THE PROBLEM.
Establish how many lines in the records below include the word "placeholder"; respond with that number only.

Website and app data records
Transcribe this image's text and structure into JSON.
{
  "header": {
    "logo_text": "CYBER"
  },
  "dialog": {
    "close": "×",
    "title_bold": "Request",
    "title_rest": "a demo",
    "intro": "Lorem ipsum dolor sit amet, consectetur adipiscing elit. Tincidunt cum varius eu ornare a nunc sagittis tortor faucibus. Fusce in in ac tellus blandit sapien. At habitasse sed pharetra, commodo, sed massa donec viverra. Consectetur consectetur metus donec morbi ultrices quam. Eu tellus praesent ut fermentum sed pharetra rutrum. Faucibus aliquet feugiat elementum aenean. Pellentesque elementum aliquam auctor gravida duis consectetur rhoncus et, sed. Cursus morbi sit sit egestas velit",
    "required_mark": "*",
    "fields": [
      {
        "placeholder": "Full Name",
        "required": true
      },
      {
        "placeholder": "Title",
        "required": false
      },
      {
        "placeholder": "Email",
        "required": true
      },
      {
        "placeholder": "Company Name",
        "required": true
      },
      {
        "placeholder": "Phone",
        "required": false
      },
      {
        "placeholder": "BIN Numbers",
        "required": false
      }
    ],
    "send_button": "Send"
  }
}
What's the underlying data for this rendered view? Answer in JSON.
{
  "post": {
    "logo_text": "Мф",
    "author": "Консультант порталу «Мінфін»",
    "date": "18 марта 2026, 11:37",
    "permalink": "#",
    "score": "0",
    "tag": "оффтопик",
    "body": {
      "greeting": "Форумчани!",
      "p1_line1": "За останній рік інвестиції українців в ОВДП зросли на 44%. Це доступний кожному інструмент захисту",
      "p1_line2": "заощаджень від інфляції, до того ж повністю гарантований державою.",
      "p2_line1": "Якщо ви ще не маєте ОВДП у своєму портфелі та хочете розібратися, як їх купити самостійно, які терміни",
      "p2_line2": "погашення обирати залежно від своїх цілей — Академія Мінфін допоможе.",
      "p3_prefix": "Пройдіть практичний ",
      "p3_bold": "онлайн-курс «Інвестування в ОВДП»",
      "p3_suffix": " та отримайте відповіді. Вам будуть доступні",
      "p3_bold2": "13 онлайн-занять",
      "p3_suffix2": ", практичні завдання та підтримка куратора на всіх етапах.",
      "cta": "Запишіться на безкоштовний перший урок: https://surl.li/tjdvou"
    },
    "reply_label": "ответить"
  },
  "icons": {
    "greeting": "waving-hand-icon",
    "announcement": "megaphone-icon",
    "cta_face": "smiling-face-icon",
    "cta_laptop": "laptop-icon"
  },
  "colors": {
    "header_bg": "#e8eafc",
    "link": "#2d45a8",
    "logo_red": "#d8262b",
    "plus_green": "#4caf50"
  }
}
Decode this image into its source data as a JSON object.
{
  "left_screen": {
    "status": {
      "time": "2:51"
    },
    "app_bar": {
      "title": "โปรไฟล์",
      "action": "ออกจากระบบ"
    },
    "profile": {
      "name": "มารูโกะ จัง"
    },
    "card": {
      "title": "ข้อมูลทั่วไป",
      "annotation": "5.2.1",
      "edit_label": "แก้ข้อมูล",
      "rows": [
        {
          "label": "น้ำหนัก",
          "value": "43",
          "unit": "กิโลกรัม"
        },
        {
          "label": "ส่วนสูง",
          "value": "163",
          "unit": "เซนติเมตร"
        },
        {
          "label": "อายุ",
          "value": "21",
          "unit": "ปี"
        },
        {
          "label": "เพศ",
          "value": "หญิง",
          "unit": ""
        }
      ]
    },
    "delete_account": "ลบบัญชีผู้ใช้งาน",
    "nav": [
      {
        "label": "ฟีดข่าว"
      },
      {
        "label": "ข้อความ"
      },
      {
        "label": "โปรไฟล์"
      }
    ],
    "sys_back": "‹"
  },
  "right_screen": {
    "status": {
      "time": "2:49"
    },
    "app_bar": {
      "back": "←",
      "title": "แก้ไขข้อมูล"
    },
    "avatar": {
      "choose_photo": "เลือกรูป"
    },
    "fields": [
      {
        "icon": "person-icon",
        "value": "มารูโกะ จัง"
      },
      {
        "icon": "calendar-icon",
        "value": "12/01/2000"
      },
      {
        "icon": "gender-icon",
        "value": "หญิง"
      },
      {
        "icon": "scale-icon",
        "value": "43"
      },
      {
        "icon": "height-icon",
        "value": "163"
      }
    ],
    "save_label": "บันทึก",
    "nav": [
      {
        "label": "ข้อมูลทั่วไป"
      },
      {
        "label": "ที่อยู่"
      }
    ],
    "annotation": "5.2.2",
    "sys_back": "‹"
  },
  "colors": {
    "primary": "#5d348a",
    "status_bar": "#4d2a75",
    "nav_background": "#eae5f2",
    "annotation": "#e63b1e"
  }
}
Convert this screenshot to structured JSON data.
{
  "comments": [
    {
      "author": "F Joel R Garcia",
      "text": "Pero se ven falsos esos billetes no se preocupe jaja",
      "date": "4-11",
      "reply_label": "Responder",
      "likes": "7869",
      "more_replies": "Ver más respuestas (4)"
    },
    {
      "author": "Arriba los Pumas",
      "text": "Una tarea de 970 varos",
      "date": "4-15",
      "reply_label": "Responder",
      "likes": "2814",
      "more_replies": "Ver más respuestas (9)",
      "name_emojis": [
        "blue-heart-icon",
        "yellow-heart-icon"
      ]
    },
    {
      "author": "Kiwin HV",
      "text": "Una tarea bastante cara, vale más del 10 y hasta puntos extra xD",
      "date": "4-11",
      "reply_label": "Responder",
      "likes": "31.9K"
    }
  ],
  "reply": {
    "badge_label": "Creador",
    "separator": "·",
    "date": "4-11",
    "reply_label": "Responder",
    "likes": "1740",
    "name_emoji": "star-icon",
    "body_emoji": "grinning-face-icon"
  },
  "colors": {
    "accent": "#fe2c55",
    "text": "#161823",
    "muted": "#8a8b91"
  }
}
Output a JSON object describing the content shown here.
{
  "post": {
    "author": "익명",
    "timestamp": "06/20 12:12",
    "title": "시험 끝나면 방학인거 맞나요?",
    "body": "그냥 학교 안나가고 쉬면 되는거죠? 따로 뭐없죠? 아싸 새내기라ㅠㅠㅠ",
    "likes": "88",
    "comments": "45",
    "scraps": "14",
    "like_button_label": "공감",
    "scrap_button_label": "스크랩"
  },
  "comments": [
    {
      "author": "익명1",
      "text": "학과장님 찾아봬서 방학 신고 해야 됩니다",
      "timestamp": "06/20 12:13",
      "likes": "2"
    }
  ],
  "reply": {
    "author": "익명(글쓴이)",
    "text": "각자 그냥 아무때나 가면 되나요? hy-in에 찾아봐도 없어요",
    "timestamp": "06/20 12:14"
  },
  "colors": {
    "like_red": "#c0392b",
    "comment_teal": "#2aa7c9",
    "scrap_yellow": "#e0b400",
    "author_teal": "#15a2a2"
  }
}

YOUR SOLUTION.
6